In fact, even with the harsh stuff, it's actually a pretty good gateway horror movie for kids. It might give them a few nightmares (seriously, that Jack in the Box is goddamn disturbing), but unlike Gremlins they don't come down hard on the "No Santa" thing (in fact it kind of reinforces the idea that he exists in a roundabout way), and the young son will give them a peer to take the journey with, something Gremlins didn't really have (Corey Feldman got phased out of the movie so he doesn't count). There's an F bomb, but no gore or anything, and (goes without saying since the only characters are a family unit) no sex stuff, so it's also a better option than Christmas Vacation or Scrooged ("Can't even SEE the nipple!"). Not saying it's a better MOVIE than those, but if your 7 or 8 year old is curious I think it's pretty much an OK choice if you know when to block their ears.
However, the pacing can get a bit wonky, particularly when everyone leaves the house. I won't get into what happens there, but Dougherty rushes through some things and then drags out the aftermath, with one of our heroes very slowly trying to save one of the others from some Krampus-y ritual. I don't know if staying in the house would have fixed the issue, but since it starts almost as soon as they walk out the front door I have to assume it's at least partially to blame - holing up in the film's primary location for the big climax is always preferable to going off into an anonymous exterior, in my opinion. Especially when the house is big and kind of under utilized - we only see one of what has to be at least four bedrooms, there's probably a basement and/or a garage that could have been used for a setpiece, etc. In fact it kind of looks like the Home Alone house from the outside, and I couldn't help but think of how I could probably draw a decent map of that film's setting from memory, but am still unsure as to how this house all fit together. Is this a crippling problem? No, not at all - but the best part of the movie is when there are like three different fights going on at once throughout different parts of the house, so I can't help but wish they spread out even more instead of spending most of the movie huddle together in the living room.
Otherwise, this worked like gangbusters for me. I was won over instantly, with an opening sequence showing a typical Black Friday-esque mob trampling each other, beating each other up, and then bitterly waiting in line (set to the tune of "It's The Most Wonderful Time Of The Year" - and yes I know this is basically copied from Jingle All The Way but it's too funny an idea to waste on a middling Arnold comedy from the 90s), but the real meat of the movie delighted me just as much for the most part.

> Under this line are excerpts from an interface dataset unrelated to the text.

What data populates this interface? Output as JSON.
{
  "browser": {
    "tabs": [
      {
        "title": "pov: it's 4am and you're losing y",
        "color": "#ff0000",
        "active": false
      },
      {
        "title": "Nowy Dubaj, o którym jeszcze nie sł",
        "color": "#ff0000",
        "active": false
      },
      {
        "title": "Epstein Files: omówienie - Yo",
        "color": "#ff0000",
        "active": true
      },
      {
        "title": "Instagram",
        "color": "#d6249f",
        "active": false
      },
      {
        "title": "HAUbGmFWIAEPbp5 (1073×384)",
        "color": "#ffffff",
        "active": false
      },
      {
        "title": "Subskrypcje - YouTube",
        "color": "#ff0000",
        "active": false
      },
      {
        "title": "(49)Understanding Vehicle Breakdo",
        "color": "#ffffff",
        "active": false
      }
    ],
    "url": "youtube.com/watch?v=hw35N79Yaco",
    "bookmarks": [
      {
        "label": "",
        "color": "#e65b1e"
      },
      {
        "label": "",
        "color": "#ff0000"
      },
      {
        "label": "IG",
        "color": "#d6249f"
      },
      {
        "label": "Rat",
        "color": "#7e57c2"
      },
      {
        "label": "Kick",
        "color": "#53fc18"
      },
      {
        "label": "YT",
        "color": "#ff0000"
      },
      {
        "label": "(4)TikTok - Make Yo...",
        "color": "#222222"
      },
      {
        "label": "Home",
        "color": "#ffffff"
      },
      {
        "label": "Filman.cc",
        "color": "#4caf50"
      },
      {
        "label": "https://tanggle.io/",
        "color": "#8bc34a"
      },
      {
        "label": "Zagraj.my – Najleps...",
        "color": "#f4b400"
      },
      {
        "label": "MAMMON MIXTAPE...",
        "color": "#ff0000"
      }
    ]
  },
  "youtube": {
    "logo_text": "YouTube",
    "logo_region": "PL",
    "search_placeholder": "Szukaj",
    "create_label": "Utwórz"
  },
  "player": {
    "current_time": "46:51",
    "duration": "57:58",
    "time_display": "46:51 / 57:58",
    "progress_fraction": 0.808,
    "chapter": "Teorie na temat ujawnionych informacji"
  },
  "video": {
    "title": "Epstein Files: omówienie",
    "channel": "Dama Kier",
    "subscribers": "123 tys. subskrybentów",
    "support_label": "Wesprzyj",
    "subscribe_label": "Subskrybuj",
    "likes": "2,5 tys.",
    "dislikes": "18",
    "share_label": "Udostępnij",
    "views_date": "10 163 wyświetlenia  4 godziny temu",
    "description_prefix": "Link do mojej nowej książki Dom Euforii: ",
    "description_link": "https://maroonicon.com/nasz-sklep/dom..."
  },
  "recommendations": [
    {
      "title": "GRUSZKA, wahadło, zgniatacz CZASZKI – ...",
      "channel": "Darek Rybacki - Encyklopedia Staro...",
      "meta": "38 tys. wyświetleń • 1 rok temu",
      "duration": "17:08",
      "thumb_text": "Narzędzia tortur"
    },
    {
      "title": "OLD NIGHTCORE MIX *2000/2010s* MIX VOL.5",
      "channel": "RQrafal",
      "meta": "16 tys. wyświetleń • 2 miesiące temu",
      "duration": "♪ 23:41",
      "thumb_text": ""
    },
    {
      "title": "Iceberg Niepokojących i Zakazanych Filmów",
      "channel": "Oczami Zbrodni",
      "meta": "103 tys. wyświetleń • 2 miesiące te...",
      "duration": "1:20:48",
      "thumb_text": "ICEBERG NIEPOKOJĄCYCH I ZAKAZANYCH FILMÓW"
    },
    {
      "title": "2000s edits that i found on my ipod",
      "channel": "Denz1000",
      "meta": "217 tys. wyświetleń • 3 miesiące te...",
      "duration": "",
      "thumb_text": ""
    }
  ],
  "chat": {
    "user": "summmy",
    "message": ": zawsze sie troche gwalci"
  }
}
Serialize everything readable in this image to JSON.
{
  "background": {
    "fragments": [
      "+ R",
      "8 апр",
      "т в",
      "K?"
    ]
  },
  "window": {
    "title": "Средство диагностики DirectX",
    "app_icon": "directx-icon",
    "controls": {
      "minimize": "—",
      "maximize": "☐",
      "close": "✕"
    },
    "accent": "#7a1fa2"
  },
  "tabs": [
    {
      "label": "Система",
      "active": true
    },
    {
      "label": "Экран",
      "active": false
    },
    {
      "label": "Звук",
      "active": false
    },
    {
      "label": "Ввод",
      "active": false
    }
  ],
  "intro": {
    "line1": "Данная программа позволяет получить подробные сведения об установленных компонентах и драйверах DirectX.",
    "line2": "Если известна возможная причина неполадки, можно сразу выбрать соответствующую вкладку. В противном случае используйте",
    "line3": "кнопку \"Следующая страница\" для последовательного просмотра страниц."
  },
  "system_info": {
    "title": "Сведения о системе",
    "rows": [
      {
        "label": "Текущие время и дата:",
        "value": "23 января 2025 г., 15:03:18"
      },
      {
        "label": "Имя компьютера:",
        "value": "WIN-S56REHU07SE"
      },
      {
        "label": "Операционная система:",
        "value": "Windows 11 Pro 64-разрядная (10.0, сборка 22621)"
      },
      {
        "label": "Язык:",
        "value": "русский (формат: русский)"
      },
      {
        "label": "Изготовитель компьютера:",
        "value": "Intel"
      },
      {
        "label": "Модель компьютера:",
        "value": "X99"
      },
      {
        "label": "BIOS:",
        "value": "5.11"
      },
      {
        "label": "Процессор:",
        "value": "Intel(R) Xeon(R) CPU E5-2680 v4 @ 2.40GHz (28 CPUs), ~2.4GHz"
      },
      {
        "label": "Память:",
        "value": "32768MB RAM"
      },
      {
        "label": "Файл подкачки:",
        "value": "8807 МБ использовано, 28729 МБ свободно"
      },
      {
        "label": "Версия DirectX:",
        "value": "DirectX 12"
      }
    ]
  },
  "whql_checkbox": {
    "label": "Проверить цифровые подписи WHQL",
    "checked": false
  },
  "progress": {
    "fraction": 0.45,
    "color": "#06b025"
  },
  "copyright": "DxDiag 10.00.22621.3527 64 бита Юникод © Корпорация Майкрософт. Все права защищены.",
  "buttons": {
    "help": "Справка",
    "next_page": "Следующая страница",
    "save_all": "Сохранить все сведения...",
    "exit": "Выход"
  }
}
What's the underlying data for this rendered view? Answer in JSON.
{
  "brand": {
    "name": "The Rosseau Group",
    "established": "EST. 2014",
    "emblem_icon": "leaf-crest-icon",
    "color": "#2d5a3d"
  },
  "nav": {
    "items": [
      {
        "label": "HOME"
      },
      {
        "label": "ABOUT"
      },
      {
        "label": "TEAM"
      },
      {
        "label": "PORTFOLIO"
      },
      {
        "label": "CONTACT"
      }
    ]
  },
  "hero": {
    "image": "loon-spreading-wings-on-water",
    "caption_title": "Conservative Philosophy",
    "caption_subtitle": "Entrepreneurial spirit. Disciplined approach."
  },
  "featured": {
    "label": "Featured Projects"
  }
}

The ending was ultimately satisfying (be patient! I know you'll groan about something but it works out, I promise), the creature work is terrific, and the cast was game for everything Dougherty threw them. It might not unseat your current favorite Christmas horror movie like his Trick 'r Treat did for Halloween for some (not for me, of course, though I'll be first to admit he invoked the spirit of the holiday much more successfully than Carpenter did), but it'll find its way into your rotation for sure. Counting down until I can show Will...
What say you?